═══ SUPPLIED MATERIAL

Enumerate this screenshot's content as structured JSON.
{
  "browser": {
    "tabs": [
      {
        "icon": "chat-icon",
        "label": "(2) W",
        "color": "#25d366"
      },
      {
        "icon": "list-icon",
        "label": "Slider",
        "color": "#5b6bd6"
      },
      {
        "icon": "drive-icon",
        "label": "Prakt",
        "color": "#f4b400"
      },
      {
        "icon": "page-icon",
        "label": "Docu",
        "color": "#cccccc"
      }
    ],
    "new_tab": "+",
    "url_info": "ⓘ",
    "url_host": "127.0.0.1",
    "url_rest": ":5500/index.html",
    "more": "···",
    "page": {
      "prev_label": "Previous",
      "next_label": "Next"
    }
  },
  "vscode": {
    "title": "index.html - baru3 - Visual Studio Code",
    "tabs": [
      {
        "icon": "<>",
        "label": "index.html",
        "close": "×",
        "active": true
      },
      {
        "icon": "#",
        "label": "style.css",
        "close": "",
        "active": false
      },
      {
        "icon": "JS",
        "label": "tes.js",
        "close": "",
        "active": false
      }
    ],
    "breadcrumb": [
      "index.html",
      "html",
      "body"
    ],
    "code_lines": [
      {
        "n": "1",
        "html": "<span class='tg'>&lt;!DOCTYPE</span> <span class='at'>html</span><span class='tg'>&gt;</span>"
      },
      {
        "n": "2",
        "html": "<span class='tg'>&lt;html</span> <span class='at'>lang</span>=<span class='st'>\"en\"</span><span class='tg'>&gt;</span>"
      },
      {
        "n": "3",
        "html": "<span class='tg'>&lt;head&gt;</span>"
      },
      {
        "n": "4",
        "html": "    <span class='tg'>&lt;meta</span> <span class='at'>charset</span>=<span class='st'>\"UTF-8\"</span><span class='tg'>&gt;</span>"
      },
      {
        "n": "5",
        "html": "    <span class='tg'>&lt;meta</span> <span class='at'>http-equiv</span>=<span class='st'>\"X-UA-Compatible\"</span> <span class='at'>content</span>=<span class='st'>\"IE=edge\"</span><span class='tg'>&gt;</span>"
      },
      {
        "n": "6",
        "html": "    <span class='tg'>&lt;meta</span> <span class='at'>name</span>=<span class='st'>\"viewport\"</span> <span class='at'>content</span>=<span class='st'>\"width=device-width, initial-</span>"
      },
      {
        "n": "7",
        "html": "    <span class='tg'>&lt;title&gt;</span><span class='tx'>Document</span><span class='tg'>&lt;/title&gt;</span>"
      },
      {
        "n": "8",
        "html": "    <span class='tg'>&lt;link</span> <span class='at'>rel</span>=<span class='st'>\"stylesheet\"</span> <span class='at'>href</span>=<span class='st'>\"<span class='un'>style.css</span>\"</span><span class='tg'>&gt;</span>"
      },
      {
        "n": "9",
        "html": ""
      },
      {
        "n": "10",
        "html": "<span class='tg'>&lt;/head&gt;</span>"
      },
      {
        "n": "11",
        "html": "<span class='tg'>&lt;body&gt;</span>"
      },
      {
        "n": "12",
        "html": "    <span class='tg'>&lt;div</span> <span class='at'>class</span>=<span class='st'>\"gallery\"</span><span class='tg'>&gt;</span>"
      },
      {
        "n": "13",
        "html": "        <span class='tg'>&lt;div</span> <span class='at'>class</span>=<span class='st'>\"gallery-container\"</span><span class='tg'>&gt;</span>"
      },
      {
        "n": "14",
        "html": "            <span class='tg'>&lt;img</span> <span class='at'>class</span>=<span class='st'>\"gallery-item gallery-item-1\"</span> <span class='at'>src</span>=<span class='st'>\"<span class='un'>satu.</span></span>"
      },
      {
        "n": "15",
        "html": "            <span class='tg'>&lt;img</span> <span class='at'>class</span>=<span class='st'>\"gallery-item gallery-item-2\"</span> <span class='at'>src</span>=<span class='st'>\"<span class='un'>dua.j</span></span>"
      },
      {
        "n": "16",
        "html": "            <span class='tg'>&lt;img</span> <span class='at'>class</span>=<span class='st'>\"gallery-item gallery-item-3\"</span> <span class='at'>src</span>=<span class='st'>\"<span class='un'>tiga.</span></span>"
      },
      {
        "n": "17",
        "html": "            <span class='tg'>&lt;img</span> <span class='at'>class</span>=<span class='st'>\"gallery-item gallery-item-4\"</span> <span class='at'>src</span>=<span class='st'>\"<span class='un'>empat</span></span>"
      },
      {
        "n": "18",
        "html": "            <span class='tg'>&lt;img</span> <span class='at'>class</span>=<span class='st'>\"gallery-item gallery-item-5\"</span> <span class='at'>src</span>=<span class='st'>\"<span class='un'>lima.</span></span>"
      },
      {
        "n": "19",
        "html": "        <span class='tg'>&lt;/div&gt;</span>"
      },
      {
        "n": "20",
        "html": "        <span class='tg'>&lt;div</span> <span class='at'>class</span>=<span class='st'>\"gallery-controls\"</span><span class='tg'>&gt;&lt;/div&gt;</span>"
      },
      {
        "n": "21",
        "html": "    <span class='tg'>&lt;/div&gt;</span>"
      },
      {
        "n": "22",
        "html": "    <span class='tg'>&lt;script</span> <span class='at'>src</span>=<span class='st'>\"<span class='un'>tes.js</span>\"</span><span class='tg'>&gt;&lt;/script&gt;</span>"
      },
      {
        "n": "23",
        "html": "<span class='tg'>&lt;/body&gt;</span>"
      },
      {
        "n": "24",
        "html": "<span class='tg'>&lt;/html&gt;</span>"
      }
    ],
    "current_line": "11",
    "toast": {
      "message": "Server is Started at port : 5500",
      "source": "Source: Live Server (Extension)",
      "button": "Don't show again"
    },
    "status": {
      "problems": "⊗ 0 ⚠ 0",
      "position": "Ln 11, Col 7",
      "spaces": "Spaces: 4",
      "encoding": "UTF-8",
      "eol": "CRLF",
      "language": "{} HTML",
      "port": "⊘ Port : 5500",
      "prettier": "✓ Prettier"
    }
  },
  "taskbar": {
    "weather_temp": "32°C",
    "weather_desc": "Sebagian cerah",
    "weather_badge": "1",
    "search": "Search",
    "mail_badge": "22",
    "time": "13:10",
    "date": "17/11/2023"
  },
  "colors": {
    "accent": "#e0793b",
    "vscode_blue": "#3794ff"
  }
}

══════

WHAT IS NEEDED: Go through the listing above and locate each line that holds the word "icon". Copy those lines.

SOLVED EXERCISE:
        "icon": "chat-icon",
        "icon": "list-icon",
        "icon": "drive-icon",
        "icon": "page-icon",
        "icon": "<>",
        "icon": "#",
        "icon": "JS",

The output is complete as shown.